__Records for the task__:

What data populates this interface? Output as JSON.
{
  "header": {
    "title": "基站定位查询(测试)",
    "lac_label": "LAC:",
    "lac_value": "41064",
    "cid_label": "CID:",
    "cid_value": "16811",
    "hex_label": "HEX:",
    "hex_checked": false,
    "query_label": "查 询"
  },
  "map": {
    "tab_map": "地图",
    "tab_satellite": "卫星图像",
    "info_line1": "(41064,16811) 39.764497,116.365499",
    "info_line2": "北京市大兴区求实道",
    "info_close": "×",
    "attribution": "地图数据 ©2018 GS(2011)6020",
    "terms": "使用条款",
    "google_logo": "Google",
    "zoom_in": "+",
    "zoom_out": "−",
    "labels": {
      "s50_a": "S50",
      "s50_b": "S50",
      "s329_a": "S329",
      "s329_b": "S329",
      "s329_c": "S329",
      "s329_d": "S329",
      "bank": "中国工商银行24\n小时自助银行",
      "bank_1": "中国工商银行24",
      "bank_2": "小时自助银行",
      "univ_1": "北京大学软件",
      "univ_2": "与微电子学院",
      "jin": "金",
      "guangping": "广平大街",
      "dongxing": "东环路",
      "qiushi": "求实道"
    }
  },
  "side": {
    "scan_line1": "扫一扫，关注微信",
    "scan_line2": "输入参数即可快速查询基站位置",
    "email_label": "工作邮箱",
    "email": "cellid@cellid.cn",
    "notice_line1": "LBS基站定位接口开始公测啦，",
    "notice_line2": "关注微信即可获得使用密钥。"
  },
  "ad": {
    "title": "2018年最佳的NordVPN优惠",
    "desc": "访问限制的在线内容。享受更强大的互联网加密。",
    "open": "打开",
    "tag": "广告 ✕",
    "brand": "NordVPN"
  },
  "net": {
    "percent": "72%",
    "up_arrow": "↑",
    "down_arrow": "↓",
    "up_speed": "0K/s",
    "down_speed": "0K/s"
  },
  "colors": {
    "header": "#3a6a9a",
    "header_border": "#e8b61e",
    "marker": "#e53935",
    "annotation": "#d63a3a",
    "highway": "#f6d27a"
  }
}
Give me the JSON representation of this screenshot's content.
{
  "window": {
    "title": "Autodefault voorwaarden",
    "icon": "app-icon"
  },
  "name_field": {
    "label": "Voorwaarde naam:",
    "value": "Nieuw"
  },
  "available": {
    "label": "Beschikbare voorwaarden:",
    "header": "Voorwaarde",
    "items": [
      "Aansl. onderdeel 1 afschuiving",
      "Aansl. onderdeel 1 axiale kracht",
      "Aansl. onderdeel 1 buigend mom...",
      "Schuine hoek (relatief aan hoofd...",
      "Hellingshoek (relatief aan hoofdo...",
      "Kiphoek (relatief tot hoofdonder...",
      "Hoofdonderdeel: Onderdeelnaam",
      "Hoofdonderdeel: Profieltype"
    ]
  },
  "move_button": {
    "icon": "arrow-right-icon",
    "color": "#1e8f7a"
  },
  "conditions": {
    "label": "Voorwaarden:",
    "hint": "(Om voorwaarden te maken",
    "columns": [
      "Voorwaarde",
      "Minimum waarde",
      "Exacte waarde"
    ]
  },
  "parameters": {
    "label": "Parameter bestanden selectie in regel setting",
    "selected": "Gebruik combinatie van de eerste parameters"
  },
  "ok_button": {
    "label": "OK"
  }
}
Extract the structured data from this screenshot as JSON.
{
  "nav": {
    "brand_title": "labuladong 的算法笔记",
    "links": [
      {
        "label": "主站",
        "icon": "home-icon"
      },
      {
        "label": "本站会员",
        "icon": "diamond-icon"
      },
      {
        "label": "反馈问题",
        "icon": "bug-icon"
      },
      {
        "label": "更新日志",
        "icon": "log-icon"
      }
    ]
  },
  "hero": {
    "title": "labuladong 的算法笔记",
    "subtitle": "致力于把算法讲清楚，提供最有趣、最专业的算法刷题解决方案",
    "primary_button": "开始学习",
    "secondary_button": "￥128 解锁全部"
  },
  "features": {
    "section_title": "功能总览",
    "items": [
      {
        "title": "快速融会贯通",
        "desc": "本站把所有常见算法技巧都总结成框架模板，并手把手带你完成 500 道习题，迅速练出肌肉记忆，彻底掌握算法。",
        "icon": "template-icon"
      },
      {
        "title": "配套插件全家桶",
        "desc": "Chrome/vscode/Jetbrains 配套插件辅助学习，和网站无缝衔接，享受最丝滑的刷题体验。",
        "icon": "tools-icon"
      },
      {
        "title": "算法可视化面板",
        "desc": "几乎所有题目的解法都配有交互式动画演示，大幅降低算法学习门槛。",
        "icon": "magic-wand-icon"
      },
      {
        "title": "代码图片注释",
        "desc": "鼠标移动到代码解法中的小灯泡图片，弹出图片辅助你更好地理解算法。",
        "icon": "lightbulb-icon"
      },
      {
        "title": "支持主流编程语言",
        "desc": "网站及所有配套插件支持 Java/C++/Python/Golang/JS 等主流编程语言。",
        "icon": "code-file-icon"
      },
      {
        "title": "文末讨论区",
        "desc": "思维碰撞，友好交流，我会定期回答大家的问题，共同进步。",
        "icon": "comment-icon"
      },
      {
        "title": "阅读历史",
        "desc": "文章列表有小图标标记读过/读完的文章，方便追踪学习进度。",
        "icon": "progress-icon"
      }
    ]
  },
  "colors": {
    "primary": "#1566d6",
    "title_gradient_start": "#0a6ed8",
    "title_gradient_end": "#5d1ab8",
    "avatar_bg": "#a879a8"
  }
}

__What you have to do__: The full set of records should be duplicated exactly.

__Answer area__:
What data populates this interface? Output as JSON.
{
  "header": {
    "title": "基站定位查询(测试)",
    "lac_label": "LAC:",
    "lac_value": "41064",
    "cid_label": "CID:",
    "cid_value": "16811",
    "hex_label": "HEX:",
    "hex_checked": false,
    "query_label": "查 询"
  },
  "map": {
    "tab_map": "地图",
    "tab_satellite": "卫星图像",
    "info_line1": "(41064,16811) 39.764497,116.365499",
    "info_line2": "北京市大兴区求实道",
    "info_close": "×",
    "attribution": "地图数据 ©2018 GS(2011)6020",
    "terms": "使用条款",
    "google_logo": "Google",
    "zoom_in": "+",
    "zoom_out": "−",
    "labels": {
      "s50_a": "S50",
      "s50_b": "S50",
      "s329_a": "S329",
      "s329_b": "S329",
      "s329_c": "S329",
      "s329_d": "S329",
      "bank": "中国工商银行24\n小时自助银行",
      "bank_1": "中国工商银行24",
      "bank_2": "小时自助银行",
      "univ_1": "北京大学软件",
      "univ_2": "与微电子学院",
      "jin": "金",
      "guangping": "广平大街",
      "dongxing": "东环路",
      "qiushi": "求实道"
    }
  },
  "side": {
    "scan_line1": "扫一扫，关注微信",
    "scan_line2": "输入参数即可快速查询基站位置",
    "email_label": "工作邮箱",
    "email": "cellid@cellid.cn",
    "notice_line1": "LBS基站定位接口开始公测啦，",
    "notice_line2": "关注微信即可获得使用密钥。"
  },
  "ad": {
    "title": "2018年最佳的NordVPN优惠",
    "desc": "访问限制的在线内容。享受更强大的互联网加密。",
    "open": "打开",
    "tag": "广告 ✕",
    "brand": "NordVPN"
  },
  "net": {
    "percent": "72%",
    "up_arrow": "↑",
    "down_arrow": "↓",
    "up_speed": "0K/s",
    "down_speed": "0K/s"
  },
  "colors": {
    "header": "#3a6a9a",
    "header_border": "#e8b61e",
    "marker": "#e53935",
    "annotation": "#d63a3a",
    "highway": "#f6d27a"
  }
}
Give me the JSON representation of this screenshot's content.
{
  "window": {
    "title": "Autodefault voorwaarden",
    "icon": "app-icon"
  },
  "name_field": {
    "label": "Voorwaarde naam:",
    "value": "Nieuw"
  },
  "available": {
    "label": "Beschikbare voorwaarden:",
    "header": "Voorwaarde",
    "items": [
      "Aansl. onderdeel 1 afschuiving",
      "Aansl. onderdeel 1 axiale kracht",
      "Aansl. onderdeel 1 buigend mom...",
      "Schuine hoek (relatief aan hoofd...",
      "Hellingshoek (relatief aan hoofdo...",
      "Kiphoek (relatief tot hoofdonder...",
      "Hoofdonderdeel: Onderdeelnaam",
      "Hoofdonderdeel: Profieltype"
    ]
  },
  "move_button": {
    "icon": "arrow-right-icon",
    "color": "#1e8f7a"
  },
  "conditions": {
    "label": "Voorwaarden:",
    "hint": "(Om voorwaarden te maken",
    "columns": [
      "Voorwaarde",
      "Minimum waarde",
      "Exacte waarde"
    ]
  },
  "parameters": {
    "label": "Parameter bestanden selectie in regel setting",
    "selected": "Gebruik combinatie van de eerste parameters"
  },
  "ok_button": {
    "label": "OK"
  }
}
Extract the structured data from this screenshot as JSON.
{
  "nav": {
    "brand_title": "labuladong 的算法笔记",
    "links": [
      {
        "label": "主站",
        "icon": "home-icon"
      },
      {
        "label": "本站会员",
        "icon": "diamond-icon"
      },
      {
        "label": "反馈问题",
        "icon": "bug-icon"
      },
      {
        "label": "更新日志",
        "icon": "log-icon"
      }
    ]
  },
  "hero": {
    "title": "labuladong 的算法笔记",
    "subtitle": "致力于把算法讲清楚，提供最有趣、最专业的算法刷题解决方案",
    "primary_button": "开始学习",
    "secondary_button": "￥128 解锁全部"
  },
  "features": {
    "section_title": "功能总览",
    "items": [
      {
        "title": "快速融会贯通",
        "desc": "本站把所有常见算法技巧都总结成框架模板，并手把手带你完成 500 道习题，迅速练出肌肉记忆，彻底掌握算法。",
        "icon": "template-icon"
      },
      {
        "title": "配套插件全家桶",
        "desc": "Chrome/vscode/Jetbrains 配套插件辅助学习，和网站无缝衔接，享受最丝滑的刷题体验。",
        "icon": "tools-icon"
      },
      {
        "title": "算法可视化面板",
        "desc": "几乎所有题目的解法都配有交互式动画演示，大幅降低算法学习门槛。",
        "icon": "magic-wand-icon"
      },
      {
        "title": "代码图片注释",
        "desc": "鼠标移动到代码解法中的小灯泡图片，弹出图片辅助你更好地理解算法。",
        "icon": "lightbulb-icon"
      },
      {
        "title": "支持主流编程语言",
        "desc": "网站及所有配套插件支持 Java/C++/Python/Golang/JS 等主流编程语言。",
        "icon": "code-file-icon"
      },
      {
        "title": "文末讨论区",
        "desc": "思维碰撞，友好交流，我会定期回答大家的问题，共同进步。",
        "icon": "comment-icon"
      },
      {
        "title": "阅读历史",
        "desc": "文章列表有小图标标记读过/读完的文章，方便追踪学习进度。",
        "icon": "progress-icon"
      }
    ]
  },
  "colors": {
    "primary": "#1566d6",
    "title_gradient_start": "#0a6ed8",
    "title_gradient_end": "#5d1ab8",
    "avatar_bg": "#a879a8"
  }
}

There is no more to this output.